— Problem description —
The output should be every line below that includes the word "your".

Element data from apps and pages
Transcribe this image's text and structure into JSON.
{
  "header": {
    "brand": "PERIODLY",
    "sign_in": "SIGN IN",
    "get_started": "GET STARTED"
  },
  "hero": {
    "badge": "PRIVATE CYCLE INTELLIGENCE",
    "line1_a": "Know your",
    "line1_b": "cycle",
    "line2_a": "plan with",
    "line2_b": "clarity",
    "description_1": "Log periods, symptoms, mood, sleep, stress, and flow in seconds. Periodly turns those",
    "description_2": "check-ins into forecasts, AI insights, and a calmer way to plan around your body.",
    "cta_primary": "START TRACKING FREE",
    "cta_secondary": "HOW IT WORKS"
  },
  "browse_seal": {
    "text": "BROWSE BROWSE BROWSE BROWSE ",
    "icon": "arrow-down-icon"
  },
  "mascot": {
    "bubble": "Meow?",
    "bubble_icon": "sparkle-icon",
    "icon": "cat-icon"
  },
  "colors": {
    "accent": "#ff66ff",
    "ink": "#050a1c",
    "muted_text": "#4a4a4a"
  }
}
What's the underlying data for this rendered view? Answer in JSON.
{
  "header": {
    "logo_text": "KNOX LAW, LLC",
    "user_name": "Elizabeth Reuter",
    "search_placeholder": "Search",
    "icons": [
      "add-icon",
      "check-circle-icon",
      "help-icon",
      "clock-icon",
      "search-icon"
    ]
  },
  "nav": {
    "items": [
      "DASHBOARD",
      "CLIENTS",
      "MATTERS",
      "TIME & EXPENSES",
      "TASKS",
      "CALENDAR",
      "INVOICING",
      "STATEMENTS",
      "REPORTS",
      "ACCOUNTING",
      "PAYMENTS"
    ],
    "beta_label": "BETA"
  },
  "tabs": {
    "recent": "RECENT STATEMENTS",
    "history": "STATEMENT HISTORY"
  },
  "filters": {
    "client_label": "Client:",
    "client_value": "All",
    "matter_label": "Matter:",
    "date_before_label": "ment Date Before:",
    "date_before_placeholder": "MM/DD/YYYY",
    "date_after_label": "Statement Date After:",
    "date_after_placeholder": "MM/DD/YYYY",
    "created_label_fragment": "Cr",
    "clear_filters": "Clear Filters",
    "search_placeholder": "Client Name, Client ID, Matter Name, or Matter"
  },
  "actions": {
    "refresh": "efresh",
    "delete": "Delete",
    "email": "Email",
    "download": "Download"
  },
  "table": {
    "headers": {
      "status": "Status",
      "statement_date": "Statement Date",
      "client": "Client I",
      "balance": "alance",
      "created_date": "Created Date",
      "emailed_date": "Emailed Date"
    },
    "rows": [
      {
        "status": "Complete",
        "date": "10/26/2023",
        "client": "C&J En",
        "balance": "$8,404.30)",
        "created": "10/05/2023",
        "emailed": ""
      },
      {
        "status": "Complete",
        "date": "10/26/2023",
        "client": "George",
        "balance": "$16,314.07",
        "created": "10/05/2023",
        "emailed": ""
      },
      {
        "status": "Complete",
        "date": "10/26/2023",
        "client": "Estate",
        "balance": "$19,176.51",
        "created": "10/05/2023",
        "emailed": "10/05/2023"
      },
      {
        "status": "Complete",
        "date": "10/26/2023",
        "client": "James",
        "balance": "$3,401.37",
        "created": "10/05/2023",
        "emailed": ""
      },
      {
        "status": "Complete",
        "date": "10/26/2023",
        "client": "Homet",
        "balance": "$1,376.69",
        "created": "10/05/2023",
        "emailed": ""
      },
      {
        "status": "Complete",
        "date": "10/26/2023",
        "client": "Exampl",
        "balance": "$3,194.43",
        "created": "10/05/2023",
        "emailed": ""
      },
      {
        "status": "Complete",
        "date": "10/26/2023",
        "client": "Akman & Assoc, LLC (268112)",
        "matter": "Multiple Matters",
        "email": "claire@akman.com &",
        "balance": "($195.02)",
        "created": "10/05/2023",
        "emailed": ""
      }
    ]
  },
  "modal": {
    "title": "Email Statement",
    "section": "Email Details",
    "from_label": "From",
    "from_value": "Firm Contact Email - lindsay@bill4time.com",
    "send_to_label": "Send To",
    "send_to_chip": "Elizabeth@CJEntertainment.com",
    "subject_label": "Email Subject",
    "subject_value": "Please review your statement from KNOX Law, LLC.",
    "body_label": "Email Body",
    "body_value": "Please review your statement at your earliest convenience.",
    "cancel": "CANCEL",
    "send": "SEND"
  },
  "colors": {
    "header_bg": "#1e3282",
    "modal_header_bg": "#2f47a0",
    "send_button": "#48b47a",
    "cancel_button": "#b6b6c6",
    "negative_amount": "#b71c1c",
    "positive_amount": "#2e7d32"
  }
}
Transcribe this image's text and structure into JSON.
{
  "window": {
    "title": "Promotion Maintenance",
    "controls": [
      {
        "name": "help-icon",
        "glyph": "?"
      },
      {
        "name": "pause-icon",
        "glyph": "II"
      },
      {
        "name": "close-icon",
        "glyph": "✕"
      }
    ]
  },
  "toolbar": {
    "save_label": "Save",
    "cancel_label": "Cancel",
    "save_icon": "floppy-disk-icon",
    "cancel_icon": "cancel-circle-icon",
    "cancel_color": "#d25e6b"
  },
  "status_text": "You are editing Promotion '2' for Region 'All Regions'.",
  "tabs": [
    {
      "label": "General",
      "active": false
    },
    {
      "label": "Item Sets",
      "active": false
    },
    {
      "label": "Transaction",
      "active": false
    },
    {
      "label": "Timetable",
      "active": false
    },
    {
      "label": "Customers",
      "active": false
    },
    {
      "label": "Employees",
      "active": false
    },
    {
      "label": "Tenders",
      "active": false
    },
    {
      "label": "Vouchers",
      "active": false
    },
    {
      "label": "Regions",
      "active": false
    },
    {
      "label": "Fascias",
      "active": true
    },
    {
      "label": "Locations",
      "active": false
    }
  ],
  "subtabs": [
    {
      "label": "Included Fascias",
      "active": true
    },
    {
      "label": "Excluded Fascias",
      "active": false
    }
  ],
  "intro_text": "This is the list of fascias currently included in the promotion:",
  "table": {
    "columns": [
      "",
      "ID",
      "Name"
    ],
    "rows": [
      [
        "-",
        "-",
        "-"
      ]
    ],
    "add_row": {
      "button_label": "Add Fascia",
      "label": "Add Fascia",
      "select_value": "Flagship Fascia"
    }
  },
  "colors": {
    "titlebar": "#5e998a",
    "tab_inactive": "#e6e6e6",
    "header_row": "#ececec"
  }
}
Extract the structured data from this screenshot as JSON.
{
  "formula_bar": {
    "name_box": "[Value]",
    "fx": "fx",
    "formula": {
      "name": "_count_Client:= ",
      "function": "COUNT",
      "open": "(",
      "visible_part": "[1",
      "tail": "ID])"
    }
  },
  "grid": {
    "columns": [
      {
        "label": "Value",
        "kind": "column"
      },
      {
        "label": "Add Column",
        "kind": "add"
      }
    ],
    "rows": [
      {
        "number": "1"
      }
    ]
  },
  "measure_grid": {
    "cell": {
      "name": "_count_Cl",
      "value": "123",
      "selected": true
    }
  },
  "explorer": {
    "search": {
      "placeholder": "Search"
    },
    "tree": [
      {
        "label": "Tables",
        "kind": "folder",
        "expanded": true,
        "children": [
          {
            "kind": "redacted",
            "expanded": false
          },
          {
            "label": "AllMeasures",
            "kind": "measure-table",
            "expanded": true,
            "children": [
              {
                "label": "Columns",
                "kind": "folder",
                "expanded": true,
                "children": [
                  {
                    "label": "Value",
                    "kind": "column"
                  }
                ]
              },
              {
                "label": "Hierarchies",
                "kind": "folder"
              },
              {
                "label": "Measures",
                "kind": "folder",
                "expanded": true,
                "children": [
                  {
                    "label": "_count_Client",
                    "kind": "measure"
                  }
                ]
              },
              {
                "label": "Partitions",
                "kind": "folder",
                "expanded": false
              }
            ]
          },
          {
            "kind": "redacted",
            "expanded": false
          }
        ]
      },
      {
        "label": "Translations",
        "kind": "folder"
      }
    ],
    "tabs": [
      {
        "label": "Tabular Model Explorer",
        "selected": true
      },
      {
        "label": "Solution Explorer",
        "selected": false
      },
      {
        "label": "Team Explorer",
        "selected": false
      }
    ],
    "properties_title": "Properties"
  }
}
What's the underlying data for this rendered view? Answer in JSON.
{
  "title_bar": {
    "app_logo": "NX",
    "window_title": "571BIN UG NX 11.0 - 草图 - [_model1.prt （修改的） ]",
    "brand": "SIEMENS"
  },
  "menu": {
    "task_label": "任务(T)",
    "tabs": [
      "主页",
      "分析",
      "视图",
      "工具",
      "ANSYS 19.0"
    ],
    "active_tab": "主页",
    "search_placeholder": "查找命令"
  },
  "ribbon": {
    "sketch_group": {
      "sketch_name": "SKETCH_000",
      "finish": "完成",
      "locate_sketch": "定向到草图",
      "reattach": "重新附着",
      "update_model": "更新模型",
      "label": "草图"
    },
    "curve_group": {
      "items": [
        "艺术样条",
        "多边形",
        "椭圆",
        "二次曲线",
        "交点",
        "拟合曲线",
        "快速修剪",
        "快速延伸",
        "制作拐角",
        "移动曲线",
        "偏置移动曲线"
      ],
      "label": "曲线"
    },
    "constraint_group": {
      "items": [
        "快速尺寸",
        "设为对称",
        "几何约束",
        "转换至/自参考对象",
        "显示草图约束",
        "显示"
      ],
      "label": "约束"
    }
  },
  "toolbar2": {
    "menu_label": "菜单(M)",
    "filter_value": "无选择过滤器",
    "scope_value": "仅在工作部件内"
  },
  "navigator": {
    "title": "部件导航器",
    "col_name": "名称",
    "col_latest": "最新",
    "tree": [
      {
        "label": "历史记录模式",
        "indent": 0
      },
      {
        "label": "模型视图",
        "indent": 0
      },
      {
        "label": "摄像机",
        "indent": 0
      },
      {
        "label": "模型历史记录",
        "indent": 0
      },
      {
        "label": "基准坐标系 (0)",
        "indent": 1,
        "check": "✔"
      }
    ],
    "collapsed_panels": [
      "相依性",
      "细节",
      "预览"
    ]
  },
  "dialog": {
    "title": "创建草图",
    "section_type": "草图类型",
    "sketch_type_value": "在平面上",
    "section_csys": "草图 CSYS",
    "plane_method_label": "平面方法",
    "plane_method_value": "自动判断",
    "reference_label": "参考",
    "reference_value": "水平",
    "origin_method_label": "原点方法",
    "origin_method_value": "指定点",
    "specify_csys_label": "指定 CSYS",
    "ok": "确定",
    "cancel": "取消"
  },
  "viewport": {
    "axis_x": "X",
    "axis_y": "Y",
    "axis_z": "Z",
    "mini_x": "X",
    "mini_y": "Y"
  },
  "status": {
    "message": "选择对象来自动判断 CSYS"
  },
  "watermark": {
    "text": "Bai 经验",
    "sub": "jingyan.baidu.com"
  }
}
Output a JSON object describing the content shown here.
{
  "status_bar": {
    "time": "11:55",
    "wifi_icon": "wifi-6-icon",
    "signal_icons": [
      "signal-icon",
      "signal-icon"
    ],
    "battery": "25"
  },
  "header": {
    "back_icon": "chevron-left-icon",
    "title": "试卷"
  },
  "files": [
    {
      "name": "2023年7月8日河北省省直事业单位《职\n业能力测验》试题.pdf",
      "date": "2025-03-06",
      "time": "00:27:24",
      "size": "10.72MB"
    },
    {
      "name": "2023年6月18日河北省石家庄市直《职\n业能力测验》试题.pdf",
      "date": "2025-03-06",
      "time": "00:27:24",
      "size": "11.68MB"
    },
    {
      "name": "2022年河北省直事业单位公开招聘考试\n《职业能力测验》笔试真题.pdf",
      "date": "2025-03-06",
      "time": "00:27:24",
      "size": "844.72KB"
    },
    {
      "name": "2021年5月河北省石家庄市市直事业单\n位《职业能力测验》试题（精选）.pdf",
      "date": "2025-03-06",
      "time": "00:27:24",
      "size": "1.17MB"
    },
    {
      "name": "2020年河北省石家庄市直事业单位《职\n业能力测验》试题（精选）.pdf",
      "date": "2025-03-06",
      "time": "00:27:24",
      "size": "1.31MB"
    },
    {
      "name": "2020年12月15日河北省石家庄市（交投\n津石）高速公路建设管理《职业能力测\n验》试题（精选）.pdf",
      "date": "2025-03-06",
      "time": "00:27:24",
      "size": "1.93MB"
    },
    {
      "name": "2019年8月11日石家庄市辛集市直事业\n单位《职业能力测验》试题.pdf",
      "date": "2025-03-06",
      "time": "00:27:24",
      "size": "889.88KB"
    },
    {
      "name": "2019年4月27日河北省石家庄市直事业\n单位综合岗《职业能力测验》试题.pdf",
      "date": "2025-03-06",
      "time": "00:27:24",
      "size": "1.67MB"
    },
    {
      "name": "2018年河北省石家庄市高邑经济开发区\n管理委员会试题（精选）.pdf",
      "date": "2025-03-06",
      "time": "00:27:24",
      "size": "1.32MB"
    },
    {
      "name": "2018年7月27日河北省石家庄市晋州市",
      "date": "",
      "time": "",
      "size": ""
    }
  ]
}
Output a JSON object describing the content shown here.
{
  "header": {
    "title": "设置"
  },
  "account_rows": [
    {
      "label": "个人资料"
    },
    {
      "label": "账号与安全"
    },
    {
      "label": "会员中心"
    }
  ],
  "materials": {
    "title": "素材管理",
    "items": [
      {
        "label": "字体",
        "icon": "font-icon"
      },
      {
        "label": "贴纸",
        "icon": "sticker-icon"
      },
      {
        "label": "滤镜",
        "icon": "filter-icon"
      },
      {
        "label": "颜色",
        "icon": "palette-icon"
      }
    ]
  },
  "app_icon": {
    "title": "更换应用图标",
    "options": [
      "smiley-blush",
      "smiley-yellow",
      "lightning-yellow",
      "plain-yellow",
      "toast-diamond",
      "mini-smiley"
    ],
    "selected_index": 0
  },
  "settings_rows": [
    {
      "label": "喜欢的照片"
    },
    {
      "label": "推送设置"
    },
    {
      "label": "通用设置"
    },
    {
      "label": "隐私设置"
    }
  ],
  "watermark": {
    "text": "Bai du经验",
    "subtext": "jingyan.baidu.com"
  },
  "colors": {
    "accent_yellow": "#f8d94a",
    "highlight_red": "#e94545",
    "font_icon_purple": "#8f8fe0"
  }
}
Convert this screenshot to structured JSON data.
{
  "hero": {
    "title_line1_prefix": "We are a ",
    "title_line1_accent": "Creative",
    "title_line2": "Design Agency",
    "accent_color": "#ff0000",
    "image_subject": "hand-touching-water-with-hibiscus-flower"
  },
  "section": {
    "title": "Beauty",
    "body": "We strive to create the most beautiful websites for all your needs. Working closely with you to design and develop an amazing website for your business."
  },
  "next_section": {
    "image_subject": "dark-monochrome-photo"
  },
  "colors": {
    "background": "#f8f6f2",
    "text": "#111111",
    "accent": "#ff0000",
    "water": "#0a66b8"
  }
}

— Answer to the exercise —
    "line1_a": "Know your",
    "description_2": "check-ins into forecasts, AI insights, and a calmer way to plan around your body.",
    "subject_value": "Please review your statement from KNOX Law, LLC.",
    "body_value": "Please review your statement at your earliest convenience.",
    "body": "We strive to create the most beautiful websites for all your needs. Working closely with you to design and develop an amazing website for your business."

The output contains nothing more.